Page and application data records:
+ + + +

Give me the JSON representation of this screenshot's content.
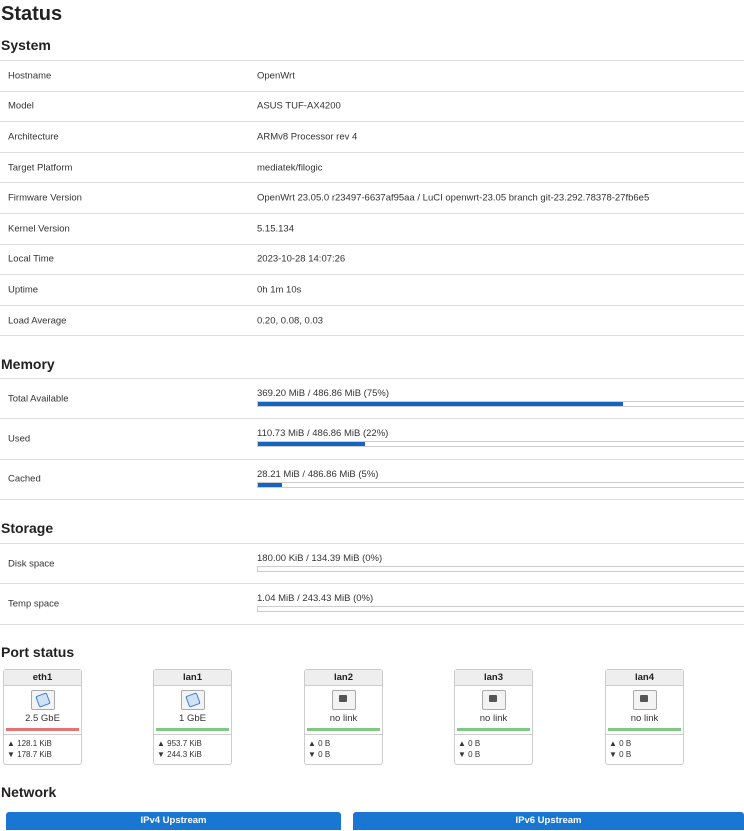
{
  "page_title": "Status",
  "system": {
    "heading": "System",
    "rows": [
      {
        "label": "Hostname",
        "value": "OpenWrt"
      },
      {
        "label": "Model",
        "value": "ASUS TUF-AX4200"
      },
      {
        "label": "Architecture",
        "value": "ARMv8 Processor rev 4"
      },
      {
        "label": "Target Platform",
        "value": "mediatek/filogic"
      },
      {
        "label": "Firmware Version",
        "value": "OpenWrt 23.05.0 r23497-6637af95aa / LuCI openwrt-23.05 branch git-23.292.78378-27fb6e5"
      },
      {
        "label": "Kernel Version",
        "value": "5.15.134"
      },
      {
        "label": "Local Time",
        "value": "2023-10-28 14:07:26"
      },
      {
        "label": "Uptime",
        "value": "0h 1m 10s"
      },
      {
        "label": "Load Average",
        "value": "0.20, 0.08, 0.03"
      }
    ]
  },
  "memory": {
    "heading": "Memory",
    "rows": [
      {
        "label": "Total Available",
        "value": "369.20 MiB / 486.86 MiB (75%)",
        "fraction": 0.75
      },
      {
        "label": "Used",
        "value": "110.73 MiB / 486.86 MiB (22%)",
        "fraction": 0.22
      },
      {
        "label": "Cached",
        "value": "28.21 MiB / 486.86 MiB (5%)",
        "fraction": 0.05
      }
    ]
  },
  "storage": {
    "heading": "Storage",
    "rows": [
      {
        "label": "Disk space",
        "value": "180.00 KiB / 134.39 MiB (0%)",
        "fraction": 0.0
      },
      {
        "label": "Temp space",
        "value": "1.04 MiB / 243.43 MiB (0%)",
        "fraction": 0.0
      }
    ]
  },
  "port_status": {
    "heading": "Port status",
    "ports": [
      {
        "name": "eth1",
        "speed": "2.5 GbE",
        "icon": "ethernet-port-up-icon",
        "link_color": "#e57373",
        "tx": "▲ 128.1 KiB",
        "rx": "▼ 178.7 KiB"
      },
      {
        "name": "lan1",
        "speed": "1 GbE",
        "icon": "ethernet-port-up-icon",
        "link_color": "#81c784",
        "tx": "▲ 953.7 KiB",
        "rx": "▼ 244.3 KiB"
      },
      {
        "name": "lan2",
        "speed": "no link",
        "icon": "ethernet-port-down-icon",
        "link_color": "#81c784",
        "tx": "▲ 0 B",
        "rx": "▼ 0 B"
      },
      {
        "name": "lan3",
        "speed": "no link",
        "icon": "ethernet-port-down-icon",
        "link_color": "#81c784",
        "tx": "▲ 0 B",
        "rx": "▼ 0 B"
      },
      {
        "name": "lan4",
        "speed": "no link",
        "icon": "ethernet-port-down-icon",
        "link_color": "#81c784",
        "tx": "▲ 0 B",
        "rx": "▼ 0 B"
      }
    ]
  },
  "network": {
    "heading": "Network",
    "ipv4_title": "IPv4 Upstream",
    "ipv6_title": "IPv6 Upstream"
  },
  "colors": {
    "accent": "#1976d2",
    "progress": "#1565c0"
  }
}
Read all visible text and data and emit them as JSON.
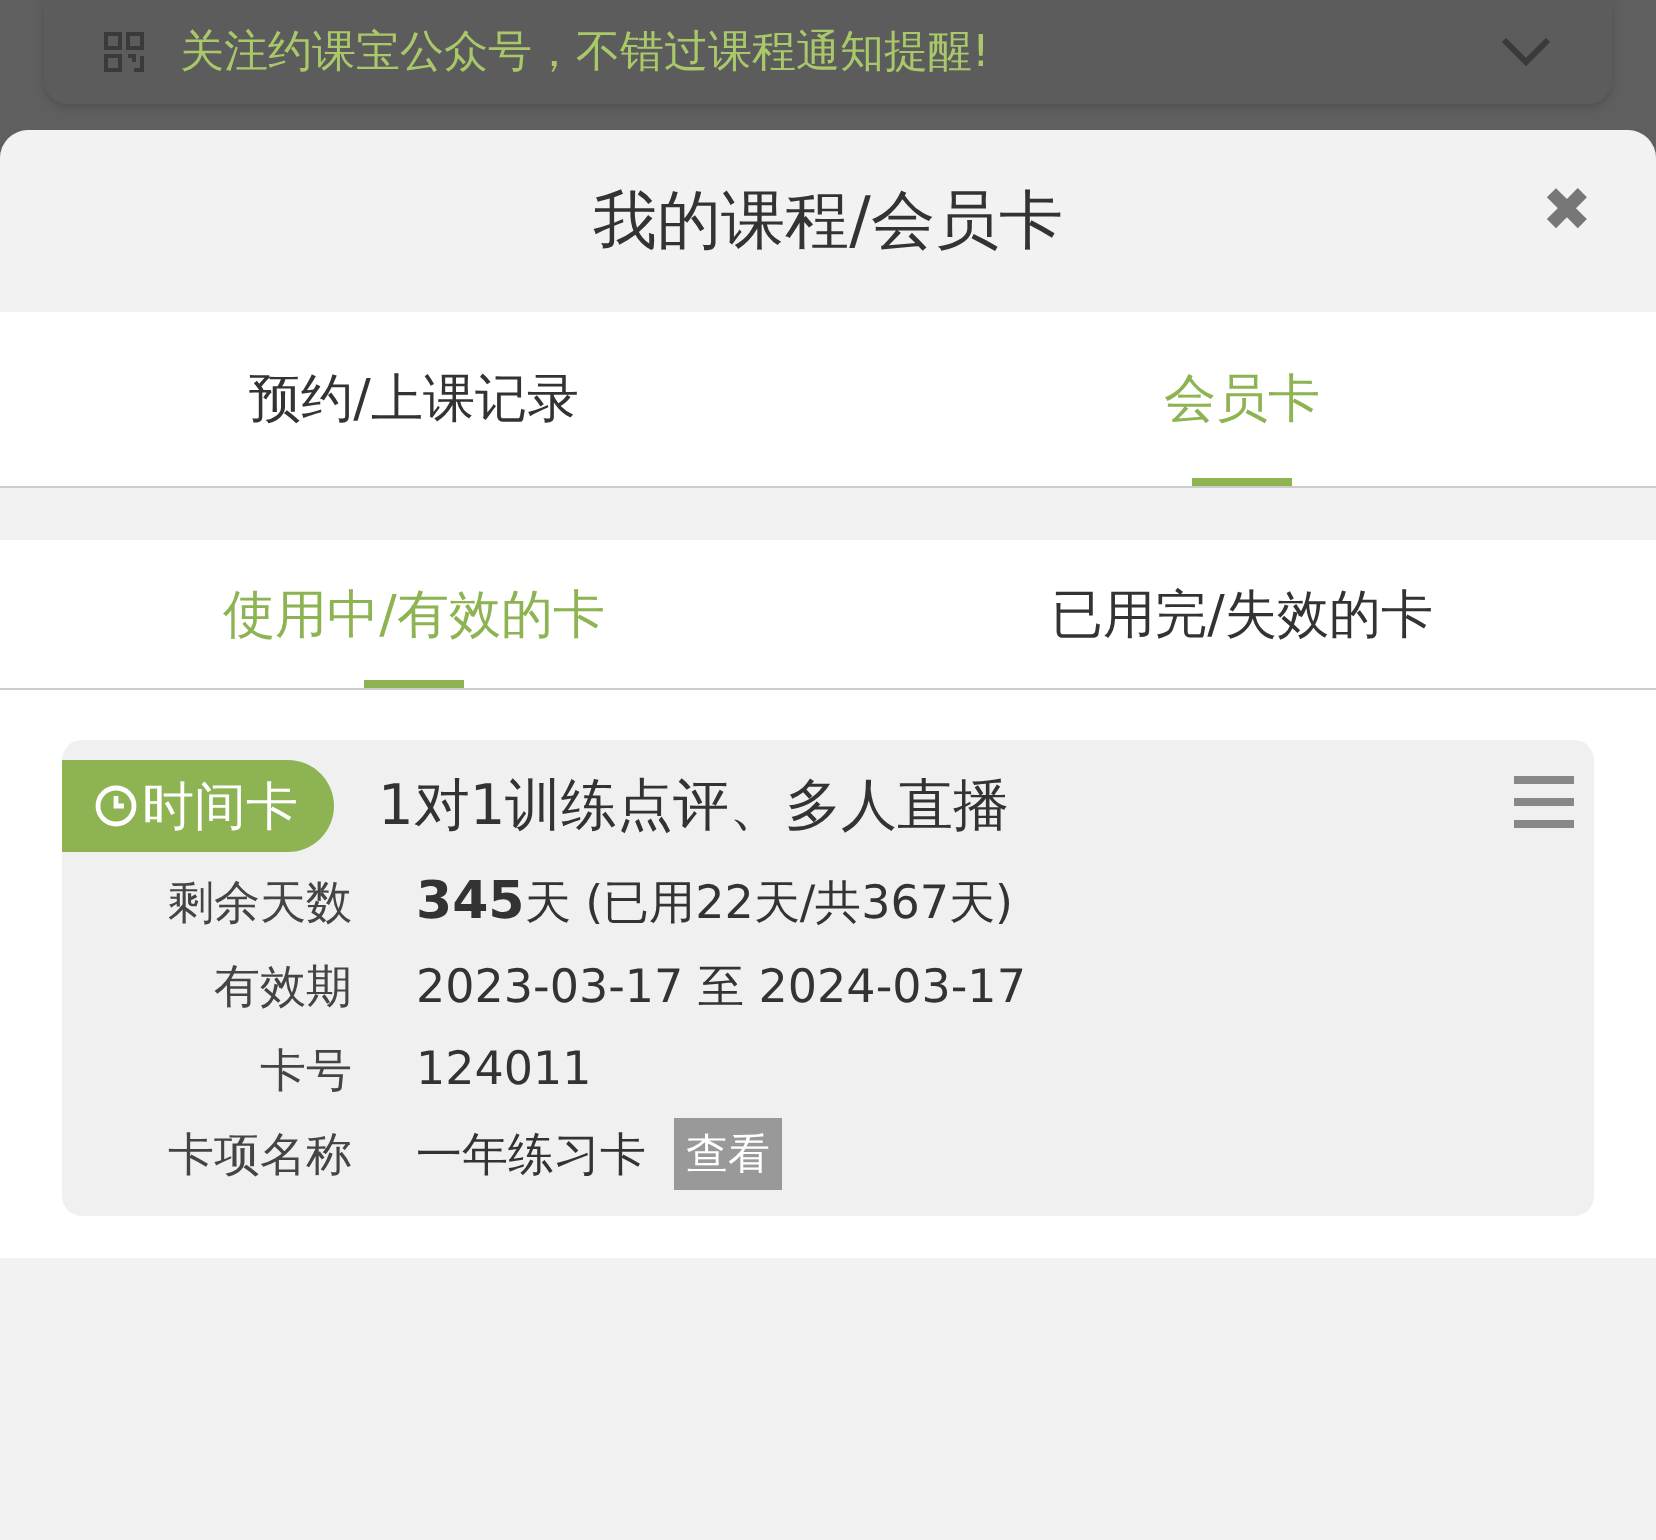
{
  "banner": {
    "text": "关注约课宝公众号，不错过课程通知提醒!"
  },
  "sheet": {
    "title": "我的课程/会员卡",
    "close": "✖"
  },
  "tabs": [
    {
      "label": "预约/上课记录",
      "selected": false
    },
    {
      "label": "会员卡",
      "selected": true
    }
  ],
  "subtabs": [
    {
      "label": "使用中/有效的卡",
      "selected": true
    },
    {
      "label": "已用完/失效的卡",
      "selected": false
    }
  ],
  "cards": [
    {
      "type_badge": "时间卡",
      "title": "1对1训练点评、多人直播",
      "fields": [
        {
          "label": "剩余天数",
          "value": "**345**天 (已用22天/共367天)"
        },
        {
          "label": "有效期",
          "value": "2023-03-17 至 2024-03-17"
        },
        {
          "label": "卡号",
          "value": "124011"
        },
        {
          "label": "卡项名称",
          "value": "一年练习卡",
          "button": "查看"
        }
      ]
    }
  ]
}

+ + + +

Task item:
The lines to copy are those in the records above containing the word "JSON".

Solution to the problem:
Give me the JSON representation of this screenshot's content.
Read all visible text and data and emit them as JSON.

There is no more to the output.